▶ [Problem statement] The records are to be restated in their entirety, word for word.

▬▬▬

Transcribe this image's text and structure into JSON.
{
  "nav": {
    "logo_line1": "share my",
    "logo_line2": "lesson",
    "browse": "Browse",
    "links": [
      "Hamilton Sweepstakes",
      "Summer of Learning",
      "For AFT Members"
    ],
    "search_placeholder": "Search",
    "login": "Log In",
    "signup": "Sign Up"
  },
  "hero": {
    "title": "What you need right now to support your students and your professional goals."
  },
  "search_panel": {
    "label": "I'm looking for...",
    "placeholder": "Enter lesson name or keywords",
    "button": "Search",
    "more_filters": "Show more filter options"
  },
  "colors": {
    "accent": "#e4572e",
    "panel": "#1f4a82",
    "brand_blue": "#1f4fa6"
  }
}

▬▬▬

▶ [Worked solution]
Transcribe this image's text and structure into JSON.
{
  "nav": {
    "logo_line1": "share my",
    "logo_line2": "lesson",
    "browse": "Browse",
    "links": [
      "Hamilton Sweepstakes",
      "Summer of Learning",
      "For AFT Members"
    ],
    "search_placeholder": "Search",
    "login": "Log In",
    "signup": "Sign Up"
  },
  "hero": {
    "title": "What you need right now to support your students and your professional goals."
  },
  "search_panel": {
    "label": "I'm looking for...",
    "placeholder": "Enter lesson name or keywords",
    "button": "Search",
    "more_filters": "Show more filter options"
  },
  "colors": {
    "accent": "#e4572e",
    "panel": "#1f4a82",
    "brand_blue": "#1f4fa6"
  }
}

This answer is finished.